Bandersnatch: edgy, new way to watch a movie
When you think of the phrase “choose your own adventure,” more likely than not, what comes to mind are those old books you used to read as a kid.
Personally, I read R. L. Stine’s Give Yourself Goosebumps series, which revolved around flipping through a small paperback book to continue a then-scary thriller. Netflix’s Black Mirror: Bandersnatch is a movie that elaborates on that concept, opting to make the viewer act as a director and physically select where the plot will go at set intervals. When the movie comes to a major decision, the action pauses for ten seconds, and the viewer is presented with two options. Whichever one is selected dictates the course of the plot. This review contains mild spoilers, so I’d suggest watching the movie before reading on.
Set in 1984, the main story follows programmer Stefan Butler as he tries to make a video game out of Bandersnatch, a choose-your-own adventure book that drove its author mad. Stefan starts out the story with an interview from Tuckersoft, an up-and-coming video game publisher. Working there are Mohan Thakur, the pushy yet energetic owner, and Colin Ritman, a mysterious, genius programmer whose every release is a hit. Stefan pitches them the idea of Bandersnatch, and they bite, giving him time and resources to produce it for an upcoming Christmas release. Throughout the rest of the story, Stefan must deal with the project’s slowly encroaching deadline, as well as his relationship with his father and his own mental demons.

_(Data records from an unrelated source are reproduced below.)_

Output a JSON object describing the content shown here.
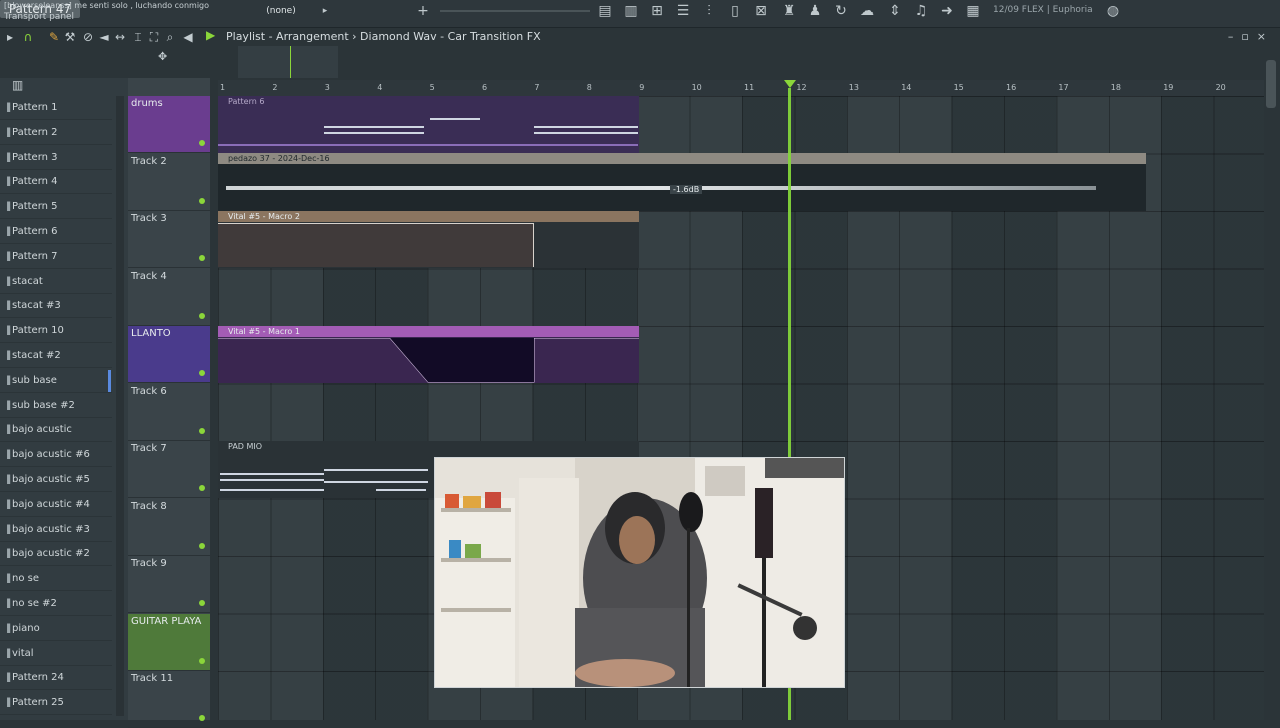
{
  "topbar": {
    "hint_line1": "[blowerseleanss] me senti solo , luchando conmigo",
    "hint_line2": "Transport panel",
    "pattern_none": "(none)",
    "pattern_selector": "Pattern 47",
    "cpu_info": "12/09  FLEX | Euphoria"
  },
  "playlist": {
    "title": "Playlist - Arrangement › Diamond Wav - Car Transition FX"
  },
  "browser": {
    "patterns": [
      "Pattern 1",
      "Pattern 2",
      "Pattern 3",
      "Pattern 4",
      "Pattern 5",
      "Pattern 6",
      "Pattern 7",
      "stacat",
      "stacat #3",
      "Pattern 10",
      "stacat #2",
      "sub base",
      "sub base #2",
      "bajo acustic",
      "bajo acustic #6",
      "bajo acustic #5",
      "bajo acustic #4",
      "bajo acustic #3",
      "bajo acustic #2",
      "no se",
      "no se #2",
      "piano",
      "vital",
      "Pattern 24",
      "Pattern 25"
    ]
  },
  "tracks": [
    {
      "name": "drums",
      "color": "#6a3d8f"
    },
    {
      "name": "Track 2",
      "color": ""
    },
    {
      "name": "Track 3",
      "color": ""
    },
    {
      "name": "Track 4",
      "color": ""
    },
    {
      "name": "LLANTO",
      "color": "#4a3b8c"
    },
    {
      "name": "Track 6",
      "color": ""
    },
    {
      "name": "Track 7",
      "color": ""
    },
    {
      "name": "Track 8",
      "color": ""
    },
    {
      "name": "Track 9",
      "color": ""
    },
    {
      "name": "GUITAR PLAYA",
      "color": "#4f7a3a"
    },
    {
      "name": "Track 11",
      "color": ""
    }
  ],
  "ruler": [
    "1",
    "2",
    "3",
    "4",
    "5",
    "6",
    "7",
    "8",
    "9",
    "10",
    "11",
    "12",
    "13",
    "14",
    "15",
    "16",
    "17",
    "18",
    "19",
    "20"
  ],
  "clips": {
    "pattern6": "Pattern 6",
    "audio": "pedazo 37 - 2024-Dec-16",
    "audio_db": "-1.6dB",
    "auto1": "Vital #5 - Macro 2",
    "auto2": "Vital #5 - Macro 1",
    "pad": "PAD MIO"
  },
  "colors": {
    "accent_green": "#8bd63a",
    "drums_clip": "#3a2a5a",
    "automation_clip": "#5a4860",
    "llanto_clip": "#3a2650"
  },
  "icons": [
    "play-icon",
    "record-icon",
    "pencil-icon",
    "brush-icon",
    "delete-icon",
    "mute-icon",
    "slip-icon",
    "select-icon",
    "zoom-icon",
    "speaker-icon",
    "playlist-play-icon"
  ]
}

What I like about Bandersnatch is that it differs from a typical Black Mirror flick. It doesn’t introduce a revolutionary new technology, it doesn’t play with a dystopian or otherwise altered society. Rather, it asks ethical and philosophical questions of it’s viewers: When does following orders go too far? Are we ever truly in control? What is better, free will or devout obedience? By making the audience choose the direction of the film, the movie makes the viewers part of the film itself. They get to ask themselves whether they are truly watching the life of Stefan, or looking closely at their own personal choices.
In addition to all of that, the amount of work that went into this film is staggering. Charlie Brooker, the creator of Black Mirror, wrote a 170-page script for the film, which ended up delaying season five of the Black Mirror show. While the average view time of Bandersnatch is 90 minutes, Netflix reports that there are around 150 minutes of unique footage, with five main endings. When viewers reach an ending, they are usually given one or two choices earlier in the film to go back and redo, to hopefully find another pathway of the plot. However, the five distinct endings may not be all the movie has to offer. Booker and the cast of Bandersnatch revealed that there is footage hidden behind complex combinations of choices, and that it may never be seen.
All said and done, I enjoyed Bandersnatch. It was a novel way to watch a movie, and I’ll certainly give Netflix props for trying out a new way to experience television. However, Netflix is currently being sued by the creators of the Choose Your Own Adventure series, who argue the idea was theirs to begin with, and that Netflix shouldn’t be allowed to use it. I recommend you watch Bandersnatch soon if you haven’t already, as it could be here today and gone tomorrow.